(App and web page records)
★ ★ ★

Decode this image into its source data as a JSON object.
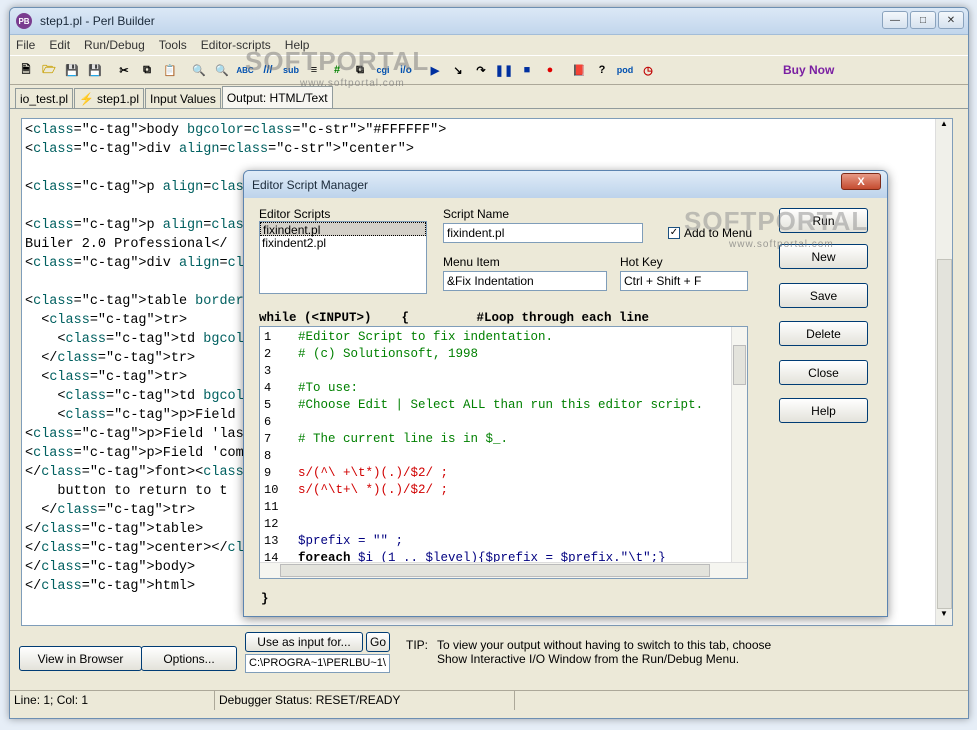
{
  "window": {
    "title": "step1.pl - Perl Builder",
    "app_icon": "PB"
  },
  "menu": [
    "File",
    "Edit",
    "Run/Debug",
    "Tools",
    "Editor-scripts",
    "Help"
  ],
  "toolbar": {
    "buy_now": "Buy Now"
  },
  "tabs": [
    "io_test.pl",
    "step1.pl",
    "Input Values",
    "Output: HTML/Text"
  ],
  "editor": {
    "lines": [
      "<body bgcolor=\"#FFFFFF\">",
      "<div align=\"center\">",
      "",
      "<p align=\"center\"><font ",
      "",
      "<p align=\"center\"><font ",
      "Builer 2.0 Professional</",
      "<div align=\"center\"><cent",
      "",
      "<table border=\"0\" cellpad",
      "  <tr>",
      "    <td bgcolor=\"#000000",
      "  </tr>",
      "  <tr>",
      "    <td bgcolor=\"#008080",
      "    <p>Field 'first' must",
      "<p>Field 'last' must be f",
      "<p>Field 'company' must b",
      "</font><p><font color=\"#",
      "    button to return to t",
      "  </tr>",
      "</table>",
      "</center></div></div>",
      "</body>",
      "</html>"
    ]
  },
  "bottom": {
    "view_in_browser": "View in Browser",
    "options": "Options...",
    "use_as_input": "Use as input for...",
    "go": "Go",
    "path": "C:\\PROGRA~1\\PERLBU~1\\",
    "tip_label": "TIP:",
    "tip_text_1": "To view your output without having to switch to this tab, choose",
    "tip_text_2": "Show Interactive I/O Window from the Run/Debug Menu."
  },
  "status": {
    "position": "Line: 1; Col: 1",
    "debugger": "Debugger Status: RESET/READY"
  },
  "dialog": {
    "title": "Editor Script Manager",
    "close": "X",
    "editor_scripts_label": "Editor Scripts",
    "scripts": [
      "fixindent.pl",
      "fixindent2.pl"
    ],
    "script_name_label": "Script Name",
    "script_name": "fixindent.pl",
    "add_to_menu": "Add to Menu",
    "add_to_menu_checked": true,
    "menu_item_label": "Menu Item",
    "menu_item": "&Fix Indentation",
    "hotkey_label": "Hot Key",
    "hotkey": "Ctrl + Shift + F",
    "header_line": "while (<INPUT>)    {         #Loop through each line",
    "footer_line": "}",
    "buttons": {
      "run": "Run",
      "new": "New",
      "save": "Save",
      "delete": "Delete",
      "close": "Close",
      "help": "Help"
    },
    "line_numbers": [
      "1",
      "2",
      "3",
      "4",
      "5",
      "6",
      "7",
      "8",
      "9",
      "10",
      "11",
      "12",
      "13",
      "14"
    ],
    "code": [
      {
        "t": "#Editor Script to fix indentation.",
        "k": "comment"
      },
      {
        "t": "# (c) Solutionsoft, 1998",
        "k": "comment"
      },
      {
        "t": "",
        "k": "plain"
      },
      {
        "t": "#To use:",
        "k": "comment"
      },
      {
        "t": "#Choose Edit | Select ALL than run this editor script.",
        "k": "comment"
      },
      {
        "t": "",
        "k": "plain"
      },
      {
        "t": "# The current line is in $_.",
        "k": "comment"
      },
      {
        "t": "",
        "k": "plain"
      },
      {
        "t": "s/(^\\ +\\t*)(.)/$2/ ;",
        "k": "regex"
      },
      {
        "t": "s/(^\\t+\\ *)(.)/$2/ ;",
        "k": "regex"
      },
      {
        "t": "",
        "k": "plain"
      },
      {
        "t": "",
        "k": "plain"
      },
      {
        "t": "$prefix = \"\" ;",
        "k": "var"
      },
      {
        "t": "foreach $i (1 .. $level){$prefix = $prefix.\"\\t\";}",
        "k": "plain"
      }
    ]
  },
  "watermark": "SOFTPORTAL",
  "watermark_url": "www.softportal.com"
}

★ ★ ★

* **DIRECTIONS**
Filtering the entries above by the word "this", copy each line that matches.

* **REPLY TO THE TASK**
Decode this image into its source data as a JSON object.
    "tip_text_1": "To view your output without having to switch to this tab, choose",
        "t": "#Choose Edit | Select ALL than run this editor script.",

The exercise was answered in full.